### Material shown
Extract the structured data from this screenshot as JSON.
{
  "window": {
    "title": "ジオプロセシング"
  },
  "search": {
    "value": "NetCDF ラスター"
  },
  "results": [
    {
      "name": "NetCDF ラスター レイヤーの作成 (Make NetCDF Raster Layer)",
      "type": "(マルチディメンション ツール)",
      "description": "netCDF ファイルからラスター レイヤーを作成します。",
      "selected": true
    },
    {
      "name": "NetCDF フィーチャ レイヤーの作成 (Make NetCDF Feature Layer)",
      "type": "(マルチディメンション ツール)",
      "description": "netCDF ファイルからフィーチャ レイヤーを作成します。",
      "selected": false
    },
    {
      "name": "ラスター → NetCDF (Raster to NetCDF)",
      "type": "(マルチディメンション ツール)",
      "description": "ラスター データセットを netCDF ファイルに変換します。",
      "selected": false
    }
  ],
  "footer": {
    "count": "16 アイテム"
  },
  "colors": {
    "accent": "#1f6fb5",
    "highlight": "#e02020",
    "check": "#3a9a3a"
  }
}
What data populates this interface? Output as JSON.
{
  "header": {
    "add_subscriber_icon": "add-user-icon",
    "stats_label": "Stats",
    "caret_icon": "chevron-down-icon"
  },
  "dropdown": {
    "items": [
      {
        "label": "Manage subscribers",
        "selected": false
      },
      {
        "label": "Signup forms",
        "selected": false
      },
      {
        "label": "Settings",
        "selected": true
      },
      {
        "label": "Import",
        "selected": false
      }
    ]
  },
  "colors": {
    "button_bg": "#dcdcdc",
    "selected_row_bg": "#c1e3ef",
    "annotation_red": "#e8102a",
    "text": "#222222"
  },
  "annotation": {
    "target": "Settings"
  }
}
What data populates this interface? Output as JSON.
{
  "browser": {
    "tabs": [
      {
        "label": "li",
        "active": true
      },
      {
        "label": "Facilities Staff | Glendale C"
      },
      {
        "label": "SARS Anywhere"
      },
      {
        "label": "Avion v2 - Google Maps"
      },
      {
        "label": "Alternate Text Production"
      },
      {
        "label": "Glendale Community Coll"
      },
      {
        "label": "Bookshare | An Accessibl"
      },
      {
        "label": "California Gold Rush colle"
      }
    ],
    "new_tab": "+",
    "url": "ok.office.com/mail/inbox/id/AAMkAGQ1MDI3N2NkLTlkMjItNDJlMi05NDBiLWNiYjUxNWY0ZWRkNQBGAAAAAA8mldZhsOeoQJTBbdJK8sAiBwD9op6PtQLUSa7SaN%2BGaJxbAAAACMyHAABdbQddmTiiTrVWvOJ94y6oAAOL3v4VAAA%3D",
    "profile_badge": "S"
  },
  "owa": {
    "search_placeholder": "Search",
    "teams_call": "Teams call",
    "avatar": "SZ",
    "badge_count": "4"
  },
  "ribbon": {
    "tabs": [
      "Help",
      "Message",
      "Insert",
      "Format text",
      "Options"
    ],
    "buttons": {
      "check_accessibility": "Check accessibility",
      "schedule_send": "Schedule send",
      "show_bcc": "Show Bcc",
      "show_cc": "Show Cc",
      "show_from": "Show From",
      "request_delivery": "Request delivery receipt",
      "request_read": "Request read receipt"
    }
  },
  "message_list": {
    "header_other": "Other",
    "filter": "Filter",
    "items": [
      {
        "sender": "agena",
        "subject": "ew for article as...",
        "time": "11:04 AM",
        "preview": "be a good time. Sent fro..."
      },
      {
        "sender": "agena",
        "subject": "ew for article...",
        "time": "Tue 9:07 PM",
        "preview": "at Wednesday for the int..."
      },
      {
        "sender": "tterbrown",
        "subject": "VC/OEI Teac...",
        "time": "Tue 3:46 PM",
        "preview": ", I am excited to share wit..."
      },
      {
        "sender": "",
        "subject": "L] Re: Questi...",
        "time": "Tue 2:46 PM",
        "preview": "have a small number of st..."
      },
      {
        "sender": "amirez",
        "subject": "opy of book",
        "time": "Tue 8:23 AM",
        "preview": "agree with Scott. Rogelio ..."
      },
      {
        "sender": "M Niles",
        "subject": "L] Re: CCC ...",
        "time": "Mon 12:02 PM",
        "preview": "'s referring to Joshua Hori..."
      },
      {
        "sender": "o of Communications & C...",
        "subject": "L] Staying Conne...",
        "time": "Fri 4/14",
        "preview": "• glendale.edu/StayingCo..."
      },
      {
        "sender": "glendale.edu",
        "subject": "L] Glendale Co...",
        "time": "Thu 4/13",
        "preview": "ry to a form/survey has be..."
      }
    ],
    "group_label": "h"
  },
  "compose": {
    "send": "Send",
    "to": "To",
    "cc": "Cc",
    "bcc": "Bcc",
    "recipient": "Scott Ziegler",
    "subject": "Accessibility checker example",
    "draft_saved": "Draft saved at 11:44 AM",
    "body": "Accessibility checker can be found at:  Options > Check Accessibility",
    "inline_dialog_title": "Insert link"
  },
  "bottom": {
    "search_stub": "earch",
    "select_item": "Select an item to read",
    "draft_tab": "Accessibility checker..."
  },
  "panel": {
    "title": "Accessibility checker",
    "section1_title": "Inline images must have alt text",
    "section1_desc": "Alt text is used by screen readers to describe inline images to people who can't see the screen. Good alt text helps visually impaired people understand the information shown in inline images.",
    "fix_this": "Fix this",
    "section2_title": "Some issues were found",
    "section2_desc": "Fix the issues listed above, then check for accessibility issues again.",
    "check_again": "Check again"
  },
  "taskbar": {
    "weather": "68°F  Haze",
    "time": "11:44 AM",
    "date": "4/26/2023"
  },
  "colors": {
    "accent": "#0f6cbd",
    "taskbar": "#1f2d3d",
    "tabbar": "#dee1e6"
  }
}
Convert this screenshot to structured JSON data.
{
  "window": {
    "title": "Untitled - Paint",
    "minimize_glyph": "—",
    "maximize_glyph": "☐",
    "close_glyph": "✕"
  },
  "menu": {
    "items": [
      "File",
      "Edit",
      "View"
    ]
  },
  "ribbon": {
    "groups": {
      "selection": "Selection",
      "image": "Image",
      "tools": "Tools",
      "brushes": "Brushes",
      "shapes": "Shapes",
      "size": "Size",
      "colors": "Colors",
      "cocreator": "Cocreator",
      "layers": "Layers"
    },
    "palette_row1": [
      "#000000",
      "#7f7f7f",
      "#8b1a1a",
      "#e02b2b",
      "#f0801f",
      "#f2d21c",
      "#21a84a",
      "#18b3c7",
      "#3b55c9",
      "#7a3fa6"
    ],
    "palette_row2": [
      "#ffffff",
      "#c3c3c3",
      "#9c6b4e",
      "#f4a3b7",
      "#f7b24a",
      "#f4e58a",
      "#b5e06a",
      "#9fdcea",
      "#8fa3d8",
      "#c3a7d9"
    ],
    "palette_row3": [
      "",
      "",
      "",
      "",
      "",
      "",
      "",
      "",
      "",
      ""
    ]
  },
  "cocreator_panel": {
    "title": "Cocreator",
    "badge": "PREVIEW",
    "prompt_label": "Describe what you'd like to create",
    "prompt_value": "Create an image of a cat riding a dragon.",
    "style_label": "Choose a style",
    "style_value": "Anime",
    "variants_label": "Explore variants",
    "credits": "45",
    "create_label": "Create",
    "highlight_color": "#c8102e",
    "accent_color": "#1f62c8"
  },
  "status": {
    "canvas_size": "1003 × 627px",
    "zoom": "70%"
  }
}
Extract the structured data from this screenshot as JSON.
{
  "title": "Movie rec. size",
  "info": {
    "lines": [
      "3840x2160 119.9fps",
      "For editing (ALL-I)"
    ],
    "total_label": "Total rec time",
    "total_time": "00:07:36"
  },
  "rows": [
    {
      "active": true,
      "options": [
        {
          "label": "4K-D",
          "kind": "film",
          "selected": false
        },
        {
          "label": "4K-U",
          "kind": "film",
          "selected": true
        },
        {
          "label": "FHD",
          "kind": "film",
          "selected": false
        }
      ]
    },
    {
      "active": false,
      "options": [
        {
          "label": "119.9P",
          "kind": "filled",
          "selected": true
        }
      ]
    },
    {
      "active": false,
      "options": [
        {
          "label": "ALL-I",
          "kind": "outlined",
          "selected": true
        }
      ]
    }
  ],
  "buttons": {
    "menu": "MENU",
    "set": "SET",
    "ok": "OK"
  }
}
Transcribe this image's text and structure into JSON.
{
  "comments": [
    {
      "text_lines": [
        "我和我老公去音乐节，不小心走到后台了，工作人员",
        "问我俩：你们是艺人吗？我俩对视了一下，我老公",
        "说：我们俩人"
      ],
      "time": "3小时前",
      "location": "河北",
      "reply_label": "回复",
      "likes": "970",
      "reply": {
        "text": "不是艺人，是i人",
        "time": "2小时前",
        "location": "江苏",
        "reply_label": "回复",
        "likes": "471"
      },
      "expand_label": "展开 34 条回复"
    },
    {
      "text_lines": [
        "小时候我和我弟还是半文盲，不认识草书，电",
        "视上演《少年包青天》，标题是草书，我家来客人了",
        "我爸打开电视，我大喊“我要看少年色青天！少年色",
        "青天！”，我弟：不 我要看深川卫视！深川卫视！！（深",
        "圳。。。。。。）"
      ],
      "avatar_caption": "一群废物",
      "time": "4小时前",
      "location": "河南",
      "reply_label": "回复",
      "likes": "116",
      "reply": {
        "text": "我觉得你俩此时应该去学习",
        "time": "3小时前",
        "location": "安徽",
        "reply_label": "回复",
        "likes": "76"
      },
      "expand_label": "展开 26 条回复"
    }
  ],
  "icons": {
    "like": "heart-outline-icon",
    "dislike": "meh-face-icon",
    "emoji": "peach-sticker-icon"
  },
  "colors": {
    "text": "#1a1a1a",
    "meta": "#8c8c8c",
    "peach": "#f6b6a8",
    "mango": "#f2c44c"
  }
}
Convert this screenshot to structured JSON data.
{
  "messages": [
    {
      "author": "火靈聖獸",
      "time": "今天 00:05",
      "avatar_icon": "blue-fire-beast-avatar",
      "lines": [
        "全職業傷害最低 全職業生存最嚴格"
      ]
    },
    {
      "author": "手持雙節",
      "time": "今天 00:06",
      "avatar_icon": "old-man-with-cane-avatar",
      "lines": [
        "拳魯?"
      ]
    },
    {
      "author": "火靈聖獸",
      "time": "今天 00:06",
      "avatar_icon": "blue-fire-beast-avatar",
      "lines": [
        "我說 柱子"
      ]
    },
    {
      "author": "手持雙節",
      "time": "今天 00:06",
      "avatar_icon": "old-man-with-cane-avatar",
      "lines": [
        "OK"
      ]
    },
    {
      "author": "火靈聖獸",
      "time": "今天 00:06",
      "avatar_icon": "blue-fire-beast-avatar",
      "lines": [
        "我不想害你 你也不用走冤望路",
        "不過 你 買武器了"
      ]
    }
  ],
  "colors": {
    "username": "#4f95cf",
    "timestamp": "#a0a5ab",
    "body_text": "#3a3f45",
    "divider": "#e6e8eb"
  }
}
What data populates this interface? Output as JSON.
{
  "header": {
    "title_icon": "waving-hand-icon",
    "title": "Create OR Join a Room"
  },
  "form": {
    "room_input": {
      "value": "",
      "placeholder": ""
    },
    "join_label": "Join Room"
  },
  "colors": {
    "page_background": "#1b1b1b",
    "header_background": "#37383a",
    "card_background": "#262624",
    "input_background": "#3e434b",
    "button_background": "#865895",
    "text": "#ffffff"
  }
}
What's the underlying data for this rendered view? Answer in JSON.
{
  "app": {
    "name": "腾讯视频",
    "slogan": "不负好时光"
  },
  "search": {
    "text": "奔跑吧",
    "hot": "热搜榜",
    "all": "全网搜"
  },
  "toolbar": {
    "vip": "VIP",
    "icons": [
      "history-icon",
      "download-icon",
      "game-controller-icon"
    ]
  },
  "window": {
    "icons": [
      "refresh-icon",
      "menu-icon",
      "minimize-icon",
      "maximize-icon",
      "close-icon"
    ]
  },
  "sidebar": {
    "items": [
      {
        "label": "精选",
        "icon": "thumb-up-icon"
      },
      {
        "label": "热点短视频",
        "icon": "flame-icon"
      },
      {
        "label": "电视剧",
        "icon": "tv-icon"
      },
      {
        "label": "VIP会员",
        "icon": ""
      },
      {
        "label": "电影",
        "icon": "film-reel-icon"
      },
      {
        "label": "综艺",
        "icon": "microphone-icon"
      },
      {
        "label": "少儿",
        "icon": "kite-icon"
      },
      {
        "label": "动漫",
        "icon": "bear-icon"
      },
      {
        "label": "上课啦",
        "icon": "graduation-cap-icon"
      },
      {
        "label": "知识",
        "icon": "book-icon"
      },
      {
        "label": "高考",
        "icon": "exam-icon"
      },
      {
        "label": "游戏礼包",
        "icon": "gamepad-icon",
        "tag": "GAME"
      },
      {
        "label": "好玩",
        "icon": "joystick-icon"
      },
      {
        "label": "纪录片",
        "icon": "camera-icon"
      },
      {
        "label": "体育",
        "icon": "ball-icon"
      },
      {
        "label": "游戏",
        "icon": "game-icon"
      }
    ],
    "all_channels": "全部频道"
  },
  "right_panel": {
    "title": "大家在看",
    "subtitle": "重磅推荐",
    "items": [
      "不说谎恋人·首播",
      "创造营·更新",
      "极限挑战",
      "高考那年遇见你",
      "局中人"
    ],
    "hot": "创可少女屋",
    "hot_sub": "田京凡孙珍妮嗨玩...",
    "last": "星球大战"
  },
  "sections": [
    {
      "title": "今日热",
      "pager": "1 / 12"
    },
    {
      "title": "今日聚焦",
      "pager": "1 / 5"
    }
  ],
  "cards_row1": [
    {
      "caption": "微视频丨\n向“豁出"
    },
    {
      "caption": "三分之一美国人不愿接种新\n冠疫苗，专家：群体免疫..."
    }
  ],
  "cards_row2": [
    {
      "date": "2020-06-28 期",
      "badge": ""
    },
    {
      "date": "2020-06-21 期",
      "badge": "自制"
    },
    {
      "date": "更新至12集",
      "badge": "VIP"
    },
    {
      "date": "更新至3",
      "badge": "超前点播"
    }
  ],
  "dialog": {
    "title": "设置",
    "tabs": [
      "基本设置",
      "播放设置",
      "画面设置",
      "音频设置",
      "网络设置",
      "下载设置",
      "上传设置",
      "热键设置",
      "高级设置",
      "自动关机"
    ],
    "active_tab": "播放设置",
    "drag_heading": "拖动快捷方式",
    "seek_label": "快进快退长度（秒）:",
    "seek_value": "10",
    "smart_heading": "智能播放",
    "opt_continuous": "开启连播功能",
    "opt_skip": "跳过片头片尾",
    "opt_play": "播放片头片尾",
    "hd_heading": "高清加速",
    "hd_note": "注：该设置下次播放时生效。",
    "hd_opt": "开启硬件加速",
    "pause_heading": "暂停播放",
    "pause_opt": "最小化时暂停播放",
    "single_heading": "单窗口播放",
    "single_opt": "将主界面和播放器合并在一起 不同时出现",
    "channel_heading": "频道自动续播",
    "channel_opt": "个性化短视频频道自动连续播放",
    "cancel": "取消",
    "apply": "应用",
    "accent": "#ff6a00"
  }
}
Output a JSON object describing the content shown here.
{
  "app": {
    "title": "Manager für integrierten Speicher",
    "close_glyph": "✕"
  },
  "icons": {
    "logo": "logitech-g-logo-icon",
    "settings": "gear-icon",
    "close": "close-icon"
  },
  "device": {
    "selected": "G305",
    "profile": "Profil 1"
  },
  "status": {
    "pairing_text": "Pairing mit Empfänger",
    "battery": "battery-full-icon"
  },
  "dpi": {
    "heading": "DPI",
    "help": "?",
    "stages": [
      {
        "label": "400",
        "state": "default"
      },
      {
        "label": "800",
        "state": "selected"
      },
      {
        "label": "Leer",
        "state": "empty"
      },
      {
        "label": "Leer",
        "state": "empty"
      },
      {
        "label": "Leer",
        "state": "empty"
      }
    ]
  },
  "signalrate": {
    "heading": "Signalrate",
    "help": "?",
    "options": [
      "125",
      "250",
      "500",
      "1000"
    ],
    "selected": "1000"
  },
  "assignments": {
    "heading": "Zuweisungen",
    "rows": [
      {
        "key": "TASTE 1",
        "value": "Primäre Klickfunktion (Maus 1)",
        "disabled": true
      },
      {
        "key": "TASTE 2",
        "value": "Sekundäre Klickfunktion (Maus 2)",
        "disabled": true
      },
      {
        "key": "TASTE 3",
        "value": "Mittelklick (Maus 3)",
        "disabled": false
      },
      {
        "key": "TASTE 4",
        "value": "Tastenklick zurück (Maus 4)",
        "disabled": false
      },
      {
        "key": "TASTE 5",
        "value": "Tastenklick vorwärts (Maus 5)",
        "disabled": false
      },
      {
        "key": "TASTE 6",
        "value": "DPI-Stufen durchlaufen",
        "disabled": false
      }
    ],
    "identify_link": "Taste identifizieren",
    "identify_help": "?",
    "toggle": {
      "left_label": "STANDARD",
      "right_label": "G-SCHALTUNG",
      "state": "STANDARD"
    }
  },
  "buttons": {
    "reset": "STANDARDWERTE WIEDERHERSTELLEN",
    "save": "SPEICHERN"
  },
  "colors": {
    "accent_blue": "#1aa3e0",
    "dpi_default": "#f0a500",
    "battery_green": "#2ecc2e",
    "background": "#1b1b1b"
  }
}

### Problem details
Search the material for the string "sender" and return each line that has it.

### The answer
        "sender": "agena",
        "sender": "agena",
        "sender": "tterbrown",
        "sender": "",
        "sender": "amirez",
        "sender": "M Niles",
        "sender": "o of Communications & C...",
        "sender": "glendale.edu",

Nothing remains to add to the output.